There would be an official banquet shortly, where I would be able to meet King Aheste of Jomhur, the kingdom in the west that had already fallen to the Khas. The kingdom we’d just left. The king had left it just in time, I gathered. I asked Halla for the map and the crown prince pointed out where the kingdoms of the alliance were: between Albetire, where we were, and Jomhur there was only one other kingdom.

The moment the prince had left the ambassador was announced, as if she’d been waiting outside the door. She was indeed old, accompanied by a younger woman, Hylti. It was refreshing to talk to Valdyans who we hadn’t been travelling with, even if they’d picked up Iss-Peranian manners. There were about thirty-two thousand Valdyans in Albetire, in their own quarter of the city– that amounted to a town the size of Veray! It turned out that Ruzyn had come with my mother, when they were both girls, and stayed in Albetire when she ran into a nice man. She was now a widow, elected to be “head of the nation” as any group of people from a foreign country in Albetire had to have. When the Khandihan came back, he’d heard that we had someone from Iss-Peran who we called “ambassador”, so she was given that title. I promised to visit the Valdyan quarter as soon as I could; I’m really looking forward to that.

Ruzyn warned me that nothing that was said here could be private, because everybody had spies everywhere. “Then the whole palace will know tomorrow that we’re expecting another little prince or princess!” I said with a grin, but it disturbed me nevertheless. She could tell me some facts that everybody knew already anyway– that Princess Khiarban was associated with what she called “the widows’ league”, and Princess Yilde with the movement of Koll Konandé (I wonder if Koll Neveshtan is any relation) which had a lot of support among the people. Also, that there were a hundred and fifty thousand soldiers camped on the west side of the city, ostensibly to fight the Khas on the Jomhur border, but it could just as well be preparation for an uprising.

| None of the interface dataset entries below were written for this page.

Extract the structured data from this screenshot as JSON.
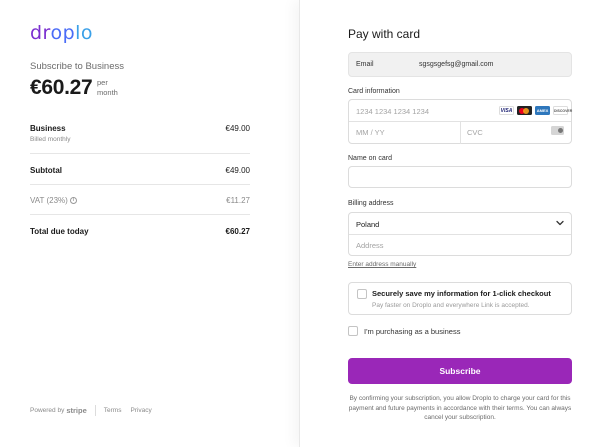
{
  "brand": {
    "logo_text": "droplo"
  },
  "summary": {
    "subscribe_label": "Subscribe to Business",
    "price": "€60.27",
    "per_line1": "per",
    "per_line2": "month",
    "items": [
      {
        "name": "Business",
        "sub": "Billed monthly",
        "amount": "€49.00"
      }
    ],
    "subtotal_label": "Subtotal",
    "subtotal_amount": "€49.00",
    "vat_label": "VAT (23%)",
    "vat_amount": "€11.27",
    "total_label": "Total due today",
    "total_amount": "€60.27"
  },
  "footer": {
    "powered_by": "Powered by",
    "stripe": "stripe",
    "terms": "Terms",
    "privacy": "Privacy"
  },
  "payment": {
    "title": "Pay with card",
    "email_label": "Email",
    "email_value": "sgsgsgefsg@gmail.com",
    "card_info_label": "Card information",
    "card_number_placeholder": "1234 1234 1234 1234",
    "expiry_placeholder": "MM / YY",
    "cvc_placeholder": "CVC",
    "card_brands": [
      "VISA",
      "mastercard",
      "AMEX",
      "DISCOVER"
    ],
    "name_label": "Name on card",
    "name_value": "",
    "billing_label": "Billing address",
    "country": "Poland",
    "address_placeholder": "Address",
    "enter_manually": "Enter address manually",
    "save_title": "Securely save my information for 1-click checkout",
    "save_sub": "Pay faster on Droplo and everywhere Link is accepted.",
    "business_label": "I'm purchasing as a business",
    "subscribe_button": "Subscribe",
    "legal": "By confirming your subscription, you allow Droplo to charge your card for this payment and future payments in accordance with their terms. You can always cancel your subscription."
  },
  "colors": {
    "accent": "#9a27b8",
    "logo_purple": "#7b2fd0",
    "logo_blue": "#4a6cf7"
  }
}
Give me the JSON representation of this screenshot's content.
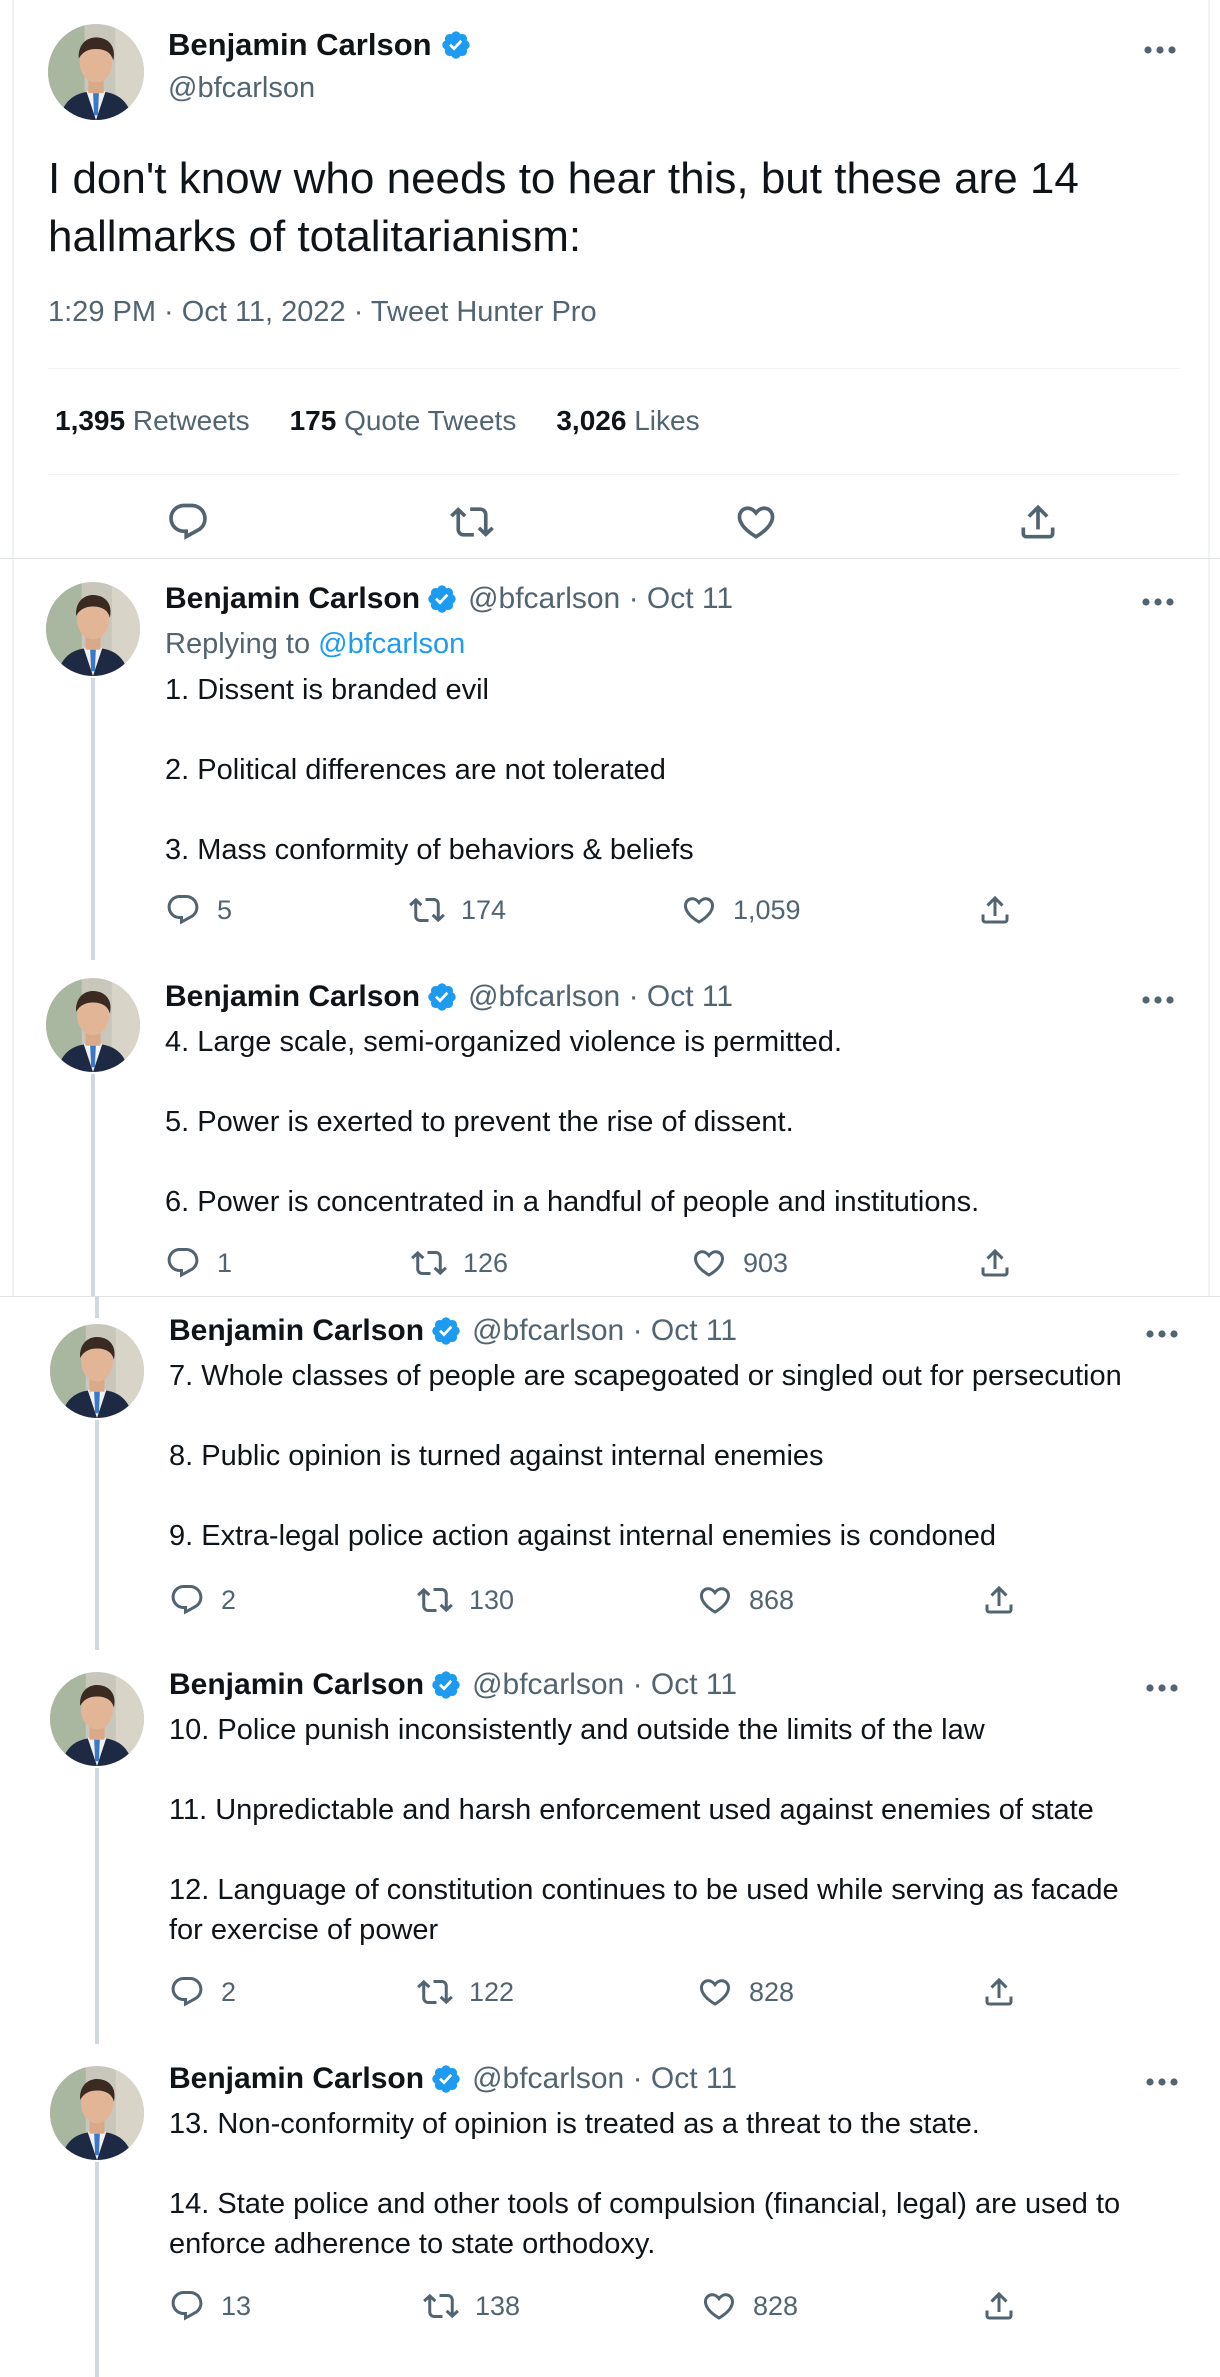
{
  "author": {
    "name": "Benjamin Carlson",
    "handle": "@bfcarlson"
  },
  "main": {
    "text": "I don't know who needs to hear this, but these are 14 hallmarks of totalitarianism:",
    "meta": "1:29 PM · Oct 11, 2022 · Tweet Hunter Pro",
    "retweets": {
      "count": "1,395",
      "label": "Retweets"
    },
    "quotes": {
      "count": "175",
      "label": "Quote Tweets"
    },
    "likes": {
      "count": "3,026",
      "label": "Likes"
    }
  },
  "replies": [
    {
      "name": "Benjamin Carlson",
      "handle": "@bfcarlson · Oct 11",
      "replying_prefix": "Replying to ",
      "replying_to": "@bfcarlson",
      "lines": [
        "1. Dissent is branded evil",
        "",
        "2. Political differences are not tolerated",
        "",
        "3. Mass conformity of behaviors & beliefs"
      ],
      "stats": {
        "replies": "5",
        "retweets": "174",
        "likes": "1,059"
      }
    },
    {
      "name": "Benjamin Carlson",
      "handle": "@bfcarlson · Oct 11",
      "lines": [
        "4. Large scale, semi-organized violence is permitted.",
        "",
        "5. Power is exerted to prevent the rise of dissent.",
        "",
        "6. Power is concentrated in a handful of people and institutions."
      ],
      "stats": {
        "replies": "1",
        "retweets": "126",
        "likes": "903"
      }
    },
    {
      "name": "Benjamin Carlson",
      "handle": "@bfcarlson · Oct 11",
      "lines": [
        "7. Whole classes of people are scapegoated or singled out for persecution",
        "",
        "8. Public opinion is turned against internal enemies",
        "",
        "9. Extra-legal police action against internal enemies is condoned"
      ],
      "stats": {
        "replies": "2",
        "retweets": "130",
        "likes": "868"
      }
    },
    {
      "name": "Benjamin Carlson",
      "handle": "@bfcarlson · Oct 11",
      "lines": [
        "10. Police punish inconsistently and outside the limits of the law",
        "",
        "11. Unpredictable and harsh enforcement used against enemies of state",
        "",
        "12. Language of constitution continues to be used while serving as facade",
        "for exercise of power"
      ],
      "stats": {
        "replies": "2",
        "retweets": "122",
        "likes": "828"
      }
    },
    {
      "name": "Benjamin Carlson",
      "handle": "@bfcarlson · Oct 11",
      "lines": [
        "13. Non-conformity of opinion is treated as a threat to the state.",
        "",
        "14. State police and other tools of compulsion (financial, legal) are used to",
        "enforce adherence to state orthodoxy."
      ],
      "stats": {
        "replies": "13",
        "retweets": "138",
        "likes": "828"
      }
    }
  ],
  "colors": {
    "text": "#0f1419",
    "muted": "#536471",
    "link": "#1d9bf0",
    "verified": "#1d9bf0",
    "thread_line": "#cfd9de",
    "divider": "#eff3f4"
  },
  "icons": [
    "verified-badge-icon",
    "more-icon",
    "reply-icon",
    "retweet-icon",
    "like-icon",
    "share-icon"
  ]
}
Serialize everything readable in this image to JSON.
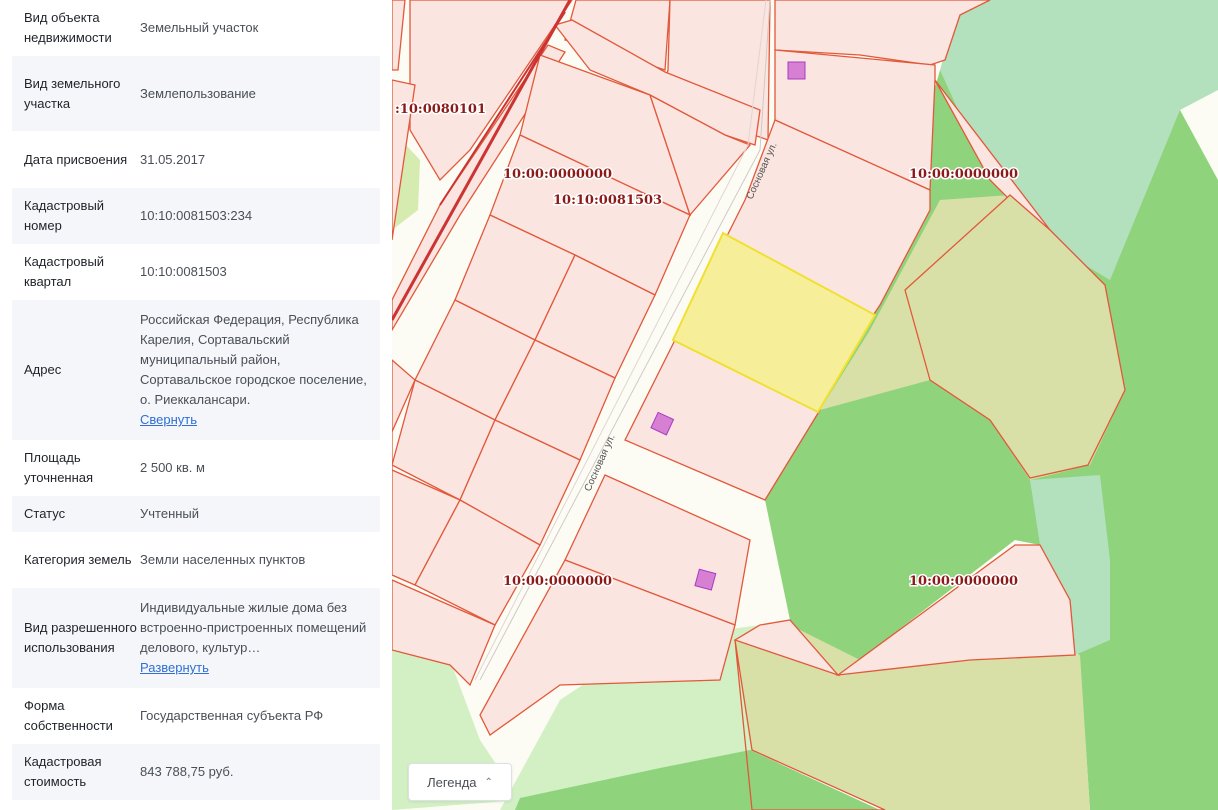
{
  "info_rows": [
    {
      "label": "Вид объекта недвижимости",
      "value": "Земельный участок"
    },
    {
      "label": "Вид земельного участка",
      "value": "Землепользование"
    },
    {
      "label": "Дата присвоения",
      "value": "31.05.2017"
    },
    {
      "label": "Кадастровый номер",
      "value": "10:10:0081503:234"
    },
    {
      "label": "Кадастровый квартал",
      "value": "10:10:0081503"
    },
    {
      "label": "Адрес",
      "value": "Российская Федерация, Республика Карелия, Сортавальский муниципальный район, Сортавальское городское поселение, о. Риеккалансари.",
      "link": "Свернуть"
    },
    {
      "label": "Площадь уточненная",
      "value": "2 500 кв. м"
    },
    {
      "label": "Статус",
      "value": "Учтенный"
    },
    {
      "label": "Категория земель",
      "value": "Земли населенных пунктов"
    },
    {
      "label": "Вид разрешенного использования",
      "value": "Индивидуальные жилые дома без встроенно-пристроенных помещений делового, культур…",
      "link": "Развернуть"
    },
    {
      "label": "Форма собственности",
      "value": "Государственная субъекта РФ"
    },
    {
      "label": "Кадастровая стоимость",
      "value": "843 788,75 руб."
    }
  ],
  "map": {
    "labels": {
      "l1": ":10:0080101",
      "l2": "10:00:0000000",
      "l3": "10:10:0081503",
      "l4": "10:00:0000000",
      "l5": "10:00:0000000",
      "l6": "10:00:0000000"
    },
    "street_a": "Сосновая ул.",
    "street_b": "Сосновая ул.",
    "colors": {
      "parcel_fill": "#fbe5e0",
      "parcel_stroke": "#e2583a",
      "selected_fill": "#f7ee9a",
      "selected_stroke": "#f0e030",
      "forest": "#8fd47c",
      "light_green": "#d2f0c4",
      "marker": "#d77fd3"
    }
  },
  "legend_button": {
    "label": "Легенда",
    "icon": "chevron-up-icon"
  }
}
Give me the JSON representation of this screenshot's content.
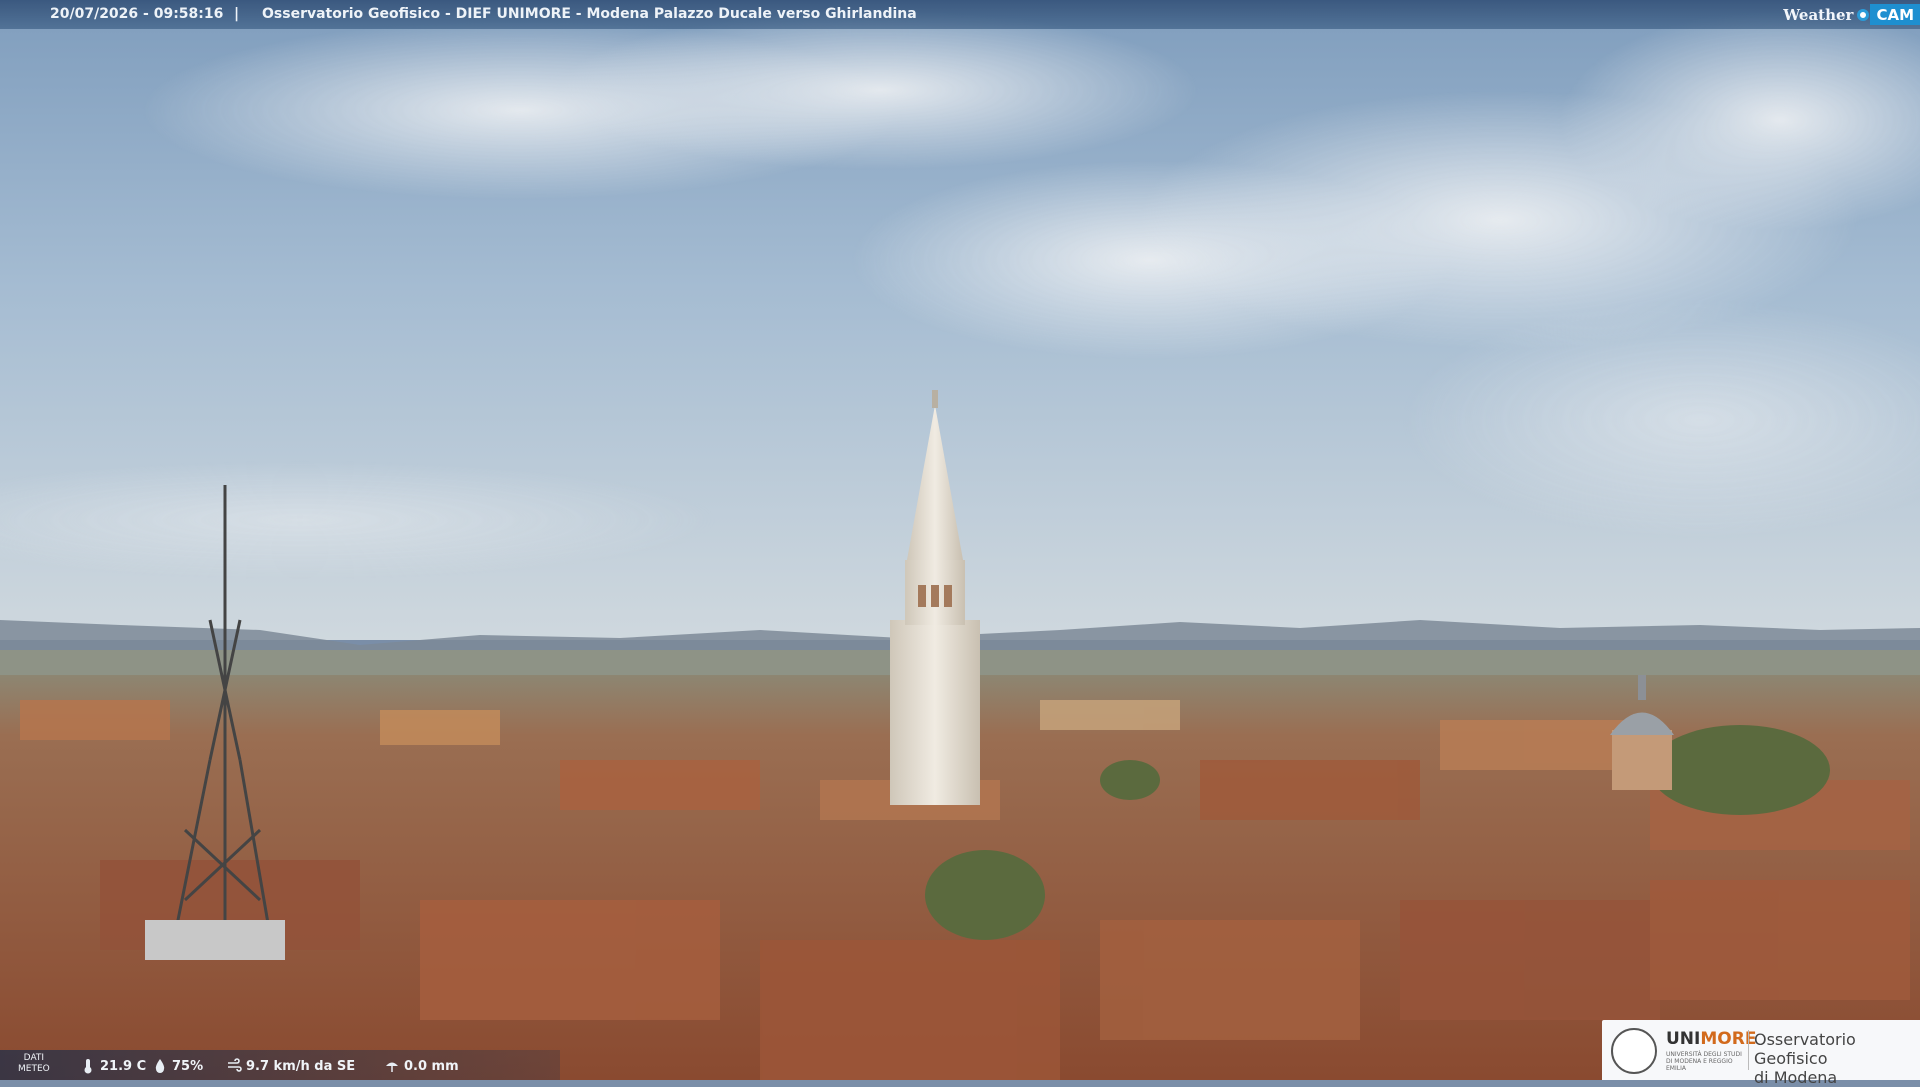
{
  "overlay_top": {
    "timestamp": "20/07/2026 - 09:58:16",
    "separator": "|",
    "title": "Osservatorio Geofisico - DIEF UNIMORE - Modena Palazzo Ducale verso Ghirlandina",
    "brand_word": "Weather",
    "brand_cam": "CAM"
  },
  "overlay_bottom": {
    "dati_label_line1": "DATI",
    "dati_label_line2": "METEO",
    "temperature": "21.9 C",
    "humidity": "75%",
    "wind": "9.7 km/h da SE",
    "rain": "0.0 mm"
  },
  "logo": {
    "uni_part1": "UNI",
    "uni_part2": "MORE",
    "uni_subtitle": "UNIVERSITÀ DEGLI STUDI DI MODENA E REGGIO EMILIA",
    "observatory_line1": "Osservatorio Geofisico",
    "observatory_line2": "di Modena"
  },
  "colors": {
    "sky_top": "#8aa6c4",
    "sky_horizon": "#c9d4dc",
    "roof": "#a0583a",
    "tower": "#e6e0d6",
    "accent_blue": "#1e8fd0",
    "unimore_orange": "#d26a1c"
  },
  "icons": [
    "thermometer-icon",
    "humidity-drop-icon",
    "wind-icon",
    "rain-icon",
    "weathercam-dot-icon",
    "unimore-seal-icon"
  ]
}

Ayran told me later, out of everybody’s earshot, that he’d like to be away from here before the soldiers were gone, because otherwise the Enshah might expect our soldiers to defend him if there was an uprising.

As for spies, Mernath had discovered a service corridor running inside the wall, past our bed, and a space under the veranda and part of the bedroom that held a large basin of ice but could easily hold a spy as well; we’ll have to be still more careful of what we say.